crossref pmid pmc
18. Wick M, Bürger C, Funk M, Müller R. Identification of a novel mitogen-inducible gene (mig-6): regulation during G1 progression and differentiation. Exp Cell Res 1995; 219:527–35.
crossref pmid
19. Zhang YW, Su Y, Lanning N, et al. Targeted disruption of Mig-6 in the mouse genome leads to early onset degenerative joint disease. Proc Natl Acad Sci USA 2005; 102:11740–5.
crossref pmid pmc
20. Livak KJ, Schmittgen TD. Analysis of relative gene expression data using real-time quantitative PCR and the 2−ΔΔCt method. Methods 2001; 25:402–8.
crossref pmid
21. Ostrowski K, Rohde T, Asp S, Schjerling P, Pedersen BK. Pro- and anti-inflammatory cytokine balance in strenuous exercise in humans. J Physiol 1999; 515:287–91.
crossref pmid pmc
22. Cannon JG, Pierre BAS. Cytokines in exertion-induced skeletal muscle injury. Mol Cell Biochem 1998; 179:159–68.
crossref pmid
23. Tidball JG. Inflammatory cell response to acute muscle injury. Med Sci Sports Exerc 1995; 27:1022–32.
crossref pmid
24. Bettelli E, Dastrange M, Oukka M. Foxp3 interacts with nuclear factor of activated T cells and NF-κB to repress cytokine gene expression and effector functions of Thelper cells. Proc Natl Acad Sci USA 2005; 102:5138–43.
crossref pmid pmc
25. Akira S, Uematsu S, Takeuchi O. Pathogen recognition and innate immunity. Cell 2006; 124:783–801.
crossref pmid
26. Tamura T, Yanai H, Savitsky D, Taniguchi T. The IRF family transcription factors in immunity and oncogenesis. Annu Rev Immunol 2008; 26:535–84.
crossref pmid
27. Lennard Richard ML, Nowling TK, Brandon D, Watson DK, Zhang XK. Fli-1 controls transcription from the MCP-1 gene promoter, which may provide a novel mechanism for chemokine and cytokine activation.

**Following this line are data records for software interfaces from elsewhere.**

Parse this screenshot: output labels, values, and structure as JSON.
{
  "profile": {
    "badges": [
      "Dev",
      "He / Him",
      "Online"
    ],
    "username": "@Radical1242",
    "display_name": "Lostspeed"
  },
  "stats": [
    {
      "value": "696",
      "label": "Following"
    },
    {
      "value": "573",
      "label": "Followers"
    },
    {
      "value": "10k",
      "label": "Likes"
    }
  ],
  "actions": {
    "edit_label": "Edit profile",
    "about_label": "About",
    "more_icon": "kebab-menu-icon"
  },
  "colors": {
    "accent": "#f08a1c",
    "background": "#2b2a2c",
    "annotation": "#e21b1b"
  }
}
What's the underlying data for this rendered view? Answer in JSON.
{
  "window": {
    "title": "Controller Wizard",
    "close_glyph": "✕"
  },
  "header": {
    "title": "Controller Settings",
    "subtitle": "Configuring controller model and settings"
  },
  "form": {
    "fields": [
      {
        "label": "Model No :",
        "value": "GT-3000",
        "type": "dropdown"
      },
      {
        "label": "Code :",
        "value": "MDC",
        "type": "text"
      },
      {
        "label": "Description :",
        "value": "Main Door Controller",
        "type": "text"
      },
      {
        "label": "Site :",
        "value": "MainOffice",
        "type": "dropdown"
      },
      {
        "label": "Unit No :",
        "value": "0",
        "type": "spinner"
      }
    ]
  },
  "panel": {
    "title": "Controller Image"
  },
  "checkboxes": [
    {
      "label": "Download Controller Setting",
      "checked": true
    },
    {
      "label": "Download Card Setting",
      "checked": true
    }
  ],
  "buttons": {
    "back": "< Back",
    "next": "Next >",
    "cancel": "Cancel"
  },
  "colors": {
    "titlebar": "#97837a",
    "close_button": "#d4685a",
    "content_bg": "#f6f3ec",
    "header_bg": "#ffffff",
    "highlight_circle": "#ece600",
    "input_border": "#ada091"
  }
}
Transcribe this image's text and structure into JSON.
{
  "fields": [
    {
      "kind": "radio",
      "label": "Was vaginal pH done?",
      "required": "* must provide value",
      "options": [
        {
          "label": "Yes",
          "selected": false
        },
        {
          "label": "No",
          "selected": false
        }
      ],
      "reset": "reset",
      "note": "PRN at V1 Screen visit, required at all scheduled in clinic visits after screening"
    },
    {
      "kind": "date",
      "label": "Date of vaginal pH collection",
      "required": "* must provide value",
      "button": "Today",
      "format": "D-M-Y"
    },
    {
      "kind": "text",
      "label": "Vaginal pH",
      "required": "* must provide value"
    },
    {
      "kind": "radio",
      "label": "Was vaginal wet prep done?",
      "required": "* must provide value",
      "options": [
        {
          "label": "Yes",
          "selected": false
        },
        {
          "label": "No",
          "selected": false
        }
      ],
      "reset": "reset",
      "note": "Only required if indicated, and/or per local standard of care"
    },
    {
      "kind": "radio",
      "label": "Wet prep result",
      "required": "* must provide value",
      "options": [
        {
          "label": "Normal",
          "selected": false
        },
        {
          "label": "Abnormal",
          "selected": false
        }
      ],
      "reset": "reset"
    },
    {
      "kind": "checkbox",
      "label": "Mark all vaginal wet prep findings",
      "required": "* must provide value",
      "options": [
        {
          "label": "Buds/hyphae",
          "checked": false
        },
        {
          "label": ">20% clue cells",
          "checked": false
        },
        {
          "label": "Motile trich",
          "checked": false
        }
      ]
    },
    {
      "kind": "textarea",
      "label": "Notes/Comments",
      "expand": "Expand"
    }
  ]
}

Mol Immunol 2015; 63:566–73.
crossref pmid
28. Sato S, Lennard Richard M, Brandon D, et al. A critical role of the transcription factor fli-1 in murine lupus development by regulation of interleukin-6 expression. Arthritis Rheumatol 2014; 66:3436–44.
crossref pmid pmc
29. Donges CE, Duffield R, Drinkwater EJ. Effects of resistance or aerobic exercise training on interleukin-6, C-reactive protein, and body composition. Med Sci Sports Exerc 2010; 42:304–13.
crossref pmid
30. Kojima H, Nakajima K, Hirano T. IL-6-inducible complexes on an IL-6 response element of the junB promoter contain Stat3 and 36 kDa CRE-like site binding protein(s). Oncogene 1996; 12:547–54.
pmid
31. Zhang YW, Vande Woude GF. Mig-6, signal transduction, stress response and cancer. Cell Cycle 2007; 6:507–13.
crossref pmid


Editorial Office
Asian-Australasian Association of Animal Production Societies(AAAP)
Room 708 Sammo Sporex, 23, Sillim-ro 59-gil, Gwanak-gu, Seoul 08776, Korea   
TEL : +82-2-888-6558    FAX : +82-2-888-6559   
E-mail : jongkha@hotmail.com               

Copyright © 2019 by Asian-Australasian Journal of Animal Sciences. All rights reserved.

Close layer
prev next